(Stored data entries)
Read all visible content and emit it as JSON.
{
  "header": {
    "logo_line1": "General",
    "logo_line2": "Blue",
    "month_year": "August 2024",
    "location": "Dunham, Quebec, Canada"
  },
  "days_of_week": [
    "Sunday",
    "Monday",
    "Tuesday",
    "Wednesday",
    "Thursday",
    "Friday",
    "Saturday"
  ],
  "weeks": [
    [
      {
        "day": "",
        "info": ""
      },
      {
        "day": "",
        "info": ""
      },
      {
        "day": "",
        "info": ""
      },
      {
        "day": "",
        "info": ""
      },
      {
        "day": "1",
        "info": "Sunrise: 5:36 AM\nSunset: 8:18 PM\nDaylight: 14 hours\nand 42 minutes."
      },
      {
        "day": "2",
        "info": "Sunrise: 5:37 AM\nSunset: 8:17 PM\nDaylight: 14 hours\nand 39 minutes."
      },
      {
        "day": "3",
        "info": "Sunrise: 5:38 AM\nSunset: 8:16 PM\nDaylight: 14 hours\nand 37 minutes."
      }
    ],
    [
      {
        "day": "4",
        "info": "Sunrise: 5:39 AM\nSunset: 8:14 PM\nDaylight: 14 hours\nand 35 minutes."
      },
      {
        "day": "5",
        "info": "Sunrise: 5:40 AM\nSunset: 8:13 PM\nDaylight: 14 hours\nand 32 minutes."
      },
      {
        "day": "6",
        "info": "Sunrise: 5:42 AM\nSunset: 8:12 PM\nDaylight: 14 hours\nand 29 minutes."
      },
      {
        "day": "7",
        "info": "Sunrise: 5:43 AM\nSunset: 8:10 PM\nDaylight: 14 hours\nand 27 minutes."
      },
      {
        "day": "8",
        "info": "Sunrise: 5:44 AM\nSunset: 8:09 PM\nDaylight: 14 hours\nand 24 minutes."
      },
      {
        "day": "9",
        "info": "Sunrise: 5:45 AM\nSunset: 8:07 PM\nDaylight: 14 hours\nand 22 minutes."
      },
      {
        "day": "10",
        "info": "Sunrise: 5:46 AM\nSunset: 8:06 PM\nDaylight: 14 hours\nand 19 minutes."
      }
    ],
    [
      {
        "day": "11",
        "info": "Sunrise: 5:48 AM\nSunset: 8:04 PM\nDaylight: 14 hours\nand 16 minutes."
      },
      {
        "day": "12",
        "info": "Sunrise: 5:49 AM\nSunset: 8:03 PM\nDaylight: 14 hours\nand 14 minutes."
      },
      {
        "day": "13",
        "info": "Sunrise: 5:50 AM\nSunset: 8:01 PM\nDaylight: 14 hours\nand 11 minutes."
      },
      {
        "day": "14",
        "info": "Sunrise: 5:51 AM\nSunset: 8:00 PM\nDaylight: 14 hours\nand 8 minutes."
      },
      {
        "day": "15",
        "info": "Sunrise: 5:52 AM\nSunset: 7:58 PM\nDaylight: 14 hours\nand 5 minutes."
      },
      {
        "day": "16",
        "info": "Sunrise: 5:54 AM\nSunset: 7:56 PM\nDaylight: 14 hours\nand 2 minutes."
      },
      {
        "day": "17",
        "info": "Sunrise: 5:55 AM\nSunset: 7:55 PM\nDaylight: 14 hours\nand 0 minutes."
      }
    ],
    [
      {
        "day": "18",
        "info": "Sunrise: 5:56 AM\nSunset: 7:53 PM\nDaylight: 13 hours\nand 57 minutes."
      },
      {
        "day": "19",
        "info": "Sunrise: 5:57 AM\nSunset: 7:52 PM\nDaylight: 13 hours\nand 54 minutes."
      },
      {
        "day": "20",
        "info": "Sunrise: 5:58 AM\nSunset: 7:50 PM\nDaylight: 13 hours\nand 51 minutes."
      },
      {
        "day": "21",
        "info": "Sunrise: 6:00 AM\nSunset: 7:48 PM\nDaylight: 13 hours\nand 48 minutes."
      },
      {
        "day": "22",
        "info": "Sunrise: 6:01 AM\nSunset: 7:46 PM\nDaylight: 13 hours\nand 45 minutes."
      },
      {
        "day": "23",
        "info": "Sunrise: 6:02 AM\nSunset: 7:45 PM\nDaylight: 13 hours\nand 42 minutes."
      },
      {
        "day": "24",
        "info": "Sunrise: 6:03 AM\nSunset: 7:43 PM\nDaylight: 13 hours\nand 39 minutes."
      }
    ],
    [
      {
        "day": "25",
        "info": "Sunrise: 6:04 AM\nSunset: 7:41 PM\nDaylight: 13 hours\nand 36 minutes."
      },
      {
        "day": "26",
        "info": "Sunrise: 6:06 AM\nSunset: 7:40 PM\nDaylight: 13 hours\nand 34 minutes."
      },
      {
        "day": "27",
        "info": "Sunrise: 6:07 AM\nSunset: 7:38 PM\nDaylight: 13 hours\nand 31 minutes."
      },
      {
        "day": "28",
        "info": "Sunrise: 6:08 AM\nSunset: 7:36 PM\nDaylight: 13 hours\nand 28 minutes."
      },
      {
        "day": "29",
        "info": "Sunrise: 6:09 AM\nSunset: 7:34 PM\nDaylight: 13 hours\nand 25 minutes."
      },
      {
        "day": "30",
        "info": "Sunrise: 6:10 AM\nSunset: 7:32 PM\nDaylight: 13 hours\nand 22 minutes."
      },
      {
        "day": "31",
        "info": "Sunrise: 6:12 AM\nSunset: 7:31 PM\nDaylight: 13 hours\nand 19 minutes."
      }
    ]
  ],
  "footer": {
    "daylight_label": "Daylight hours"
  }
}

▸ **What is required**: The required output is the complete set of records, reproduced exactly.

▸ **Task result**:
Read all visible content and emit it as JSON.
{
  "header": {
    "logo_line1": "General",
    "logo_line2": "Blue",
    "month_year": "August 2024",
    "location": "Dunham, Quebec, Canada"
  },
  "days_of_week": [
    "Sunday",
    "Monday",
    "Tuesday",
    "Wednesday",
    "Thursday",
    "Friday",
    "Saturday"
  ],
  "weeks": [
    [
      {
        "day": "",
        "info": ""
      },
      {
        "day": "",
        "info": ""
      },
      {
        "day": "",
        "info": ""
      },
      {
        "day": "",
        "info": ""
      },
      {
        "day": "1",
        "info": "Sunrise: 5:36 AM\nSunset: 8:18 PM\nDaylight: 14 hours\nand 42 minutes."
      },
      {
        "day": "2",
        "info": "Sunrise: 5:37 AM\nSunset: 8:17 PM\nDaylight: 14 hours\nand 39 minutes."
      },
      {
        "day": "3",
        "info": "Sunrise: 5:38 AM\nSunset: 8:16 PM\nDaylight: 14 hours\nand 37 minutes."
      }
    ],
    [
      {
        "day": "4",
        "info": "Sunrise: 5:39 AM\nSunset: 8:14 PM\nDaylight: 14 hours\nand 35 minutes."
      },
      {
        "day": "5",
        "info": "Sunrise: 5:40 AM\nSunset: 8:13 PM\nDaylight: 14 hours\nand 32 minutes."
      },
      {
        "day": "6",
        "info": "Sunrise: 5:42 AM\nSunset: 8:12 PM\nDaylight: 14 hours\nand 29 minutes."
      },
      {
        "day": "7",
        "info": "Sunrise: 5:43 AM\nSunset: 8:10 PM\nDaylight: 14 hours\nand 27 minutes."
      },
      {
        "day": "8",
        "info": "Sunrise: 5:44 AM\nSunset: 8:09 PM\nDaylight: 14 hours\nand 24 minutes."
      },
      {
        "day": "9",
        "info": "Sunrise: 5:45 AM\nSunset: 8:07 PM\nDaylight: 14 hours\nand 22 minutes."
      },
      {
        "day": "10",
        "info": "Sunrise: 5:46 AM\nSunset: 8:06 PM\nDaylight: 14 hours\nand 19 minutes."
      }
    ],
    [
      {
        "day": "11",
        "info": "Sunrise: 5:48 AM\nSunset: 8:04 PM\nDaylight: 14 hours\nand 16 minutes."
      },
      {
        "day": "12",
        "info": "Sunrise: 5:49 AM\nSunset: 8:03 PM\nDaylight: 14 hours\nand 14 minutes."
      },
      {
        "day": "13",
        "info": "Sunrise: 5:50 AM\nSunset: 8:01 PM\nDaylight: 14 hours\nand 11 minutes."
      },
      {
        "day": "14",
        "info": "Sunrise: 5:51 AM\nSunset: 8:00 PM\nDaylight: 14 hours\nand 8 minutes."
      },
      {
        "day": "15",
        "info": "Sunrise: 5:52 AM\nSunset: 7:58 PM\nDaylight: 14 hours\nand 5 minutes."
      },
      {
        "day": "16",
        "info": "Sunrise: 5:54 AM\nSunset: 7:56 PM\nDaylight: 14 hours\nand 2 minutes."
      },
      {
        "day": "17",
        "info": "Sunrise: 5:55 AM\nSunset: 7:55 PM\nDaylight: 14 hours\nand 0 minutes."
      }
    ],
    [
      {
        "day": "18",
        "info": "Sunrise: 5:56 AM\nSunset: 7:53 PM\nDaylight: 13 hours\nand 57 minutes."
      },
      {
        "day": "19",
        "info": "Sunrise: 5:57 AM\nSunset: 7:52 PM\nDaylight: 13 hours\nand 54 minutes."
      },
      {
        "day": "20",
        "info": "Sunrise: 5:58 AM\nSunset: 7:50 PM\nDaylight: 13 hours\nand 51 minutes."
      },
      {
        "day": "21",
        "info": "Sunrise: 6:00 AM\nSunset: 7:48 PM\nDaylight: 13 hours\nand 48 minutes."
      },
      {
        "day": "22",
        "info": "Sunrise: 6:01 AM\nSunset: 7:46 PM\nDaylight: 13 hours\nand 45 minutes."
      },
      {
        "day": "23",
        "info": "Sunrise: 6:02 AM\nSunset: 7:45 PM\nDaylight: 13 hours\nand 42 minutes."
      },
      {
        "day": "24",
        "info": "Sunrise: 6:03 AM\nSunset: 7:43 PM\nDaylight: 13 hours\nand 39 minutes."
      }
    ],
    [
      {
        "day": "25",
        "info": "Sunrise: 6:04 AM\nSunset: 7:41 PM\nDaylight: 13 hours\nand 36 minutes."
      },
      {
        "day": "26",
        "info": "Sunrise: 6:06 AM\nSunset: 7:40 PM\nDaylight: 13 hours\nand 34 minutes."
      },
      {
        "day": "27",
        "info": "Sunrise: 6:07 AM\nSunset: 7:38 PM\nDaylight: 13 hours\nand 31 minutes."
      },
      {
        "day": "28",
        "info": "Sunrise: 6:08 AM\nSunset: 7:36 PM\nDaylight: 13 hours\nand 28 minutes."
      },
      {
        "day": "29",
        "info": "Sunrise: 6:09 AM\nSunset: 7:34 PM\nDaylight: 13 hours\nand 25 minutes."
      },
      {
        "day": "30",
        "info": "Sunrise: 6:10 AM\nSunset: 7:32 PM\nDaylight: 13 hours\nand 22 minutes."
      },
      {
        "day": "31",
        "info": "Sunrise: 6:12 AM\nSunset: 7:31 PM\nDaylight: 13 hours\nand 19 minutes."
      }
    ]
  ],
  "footer": {
    "daylight_label": "Daylight hours"
  }
}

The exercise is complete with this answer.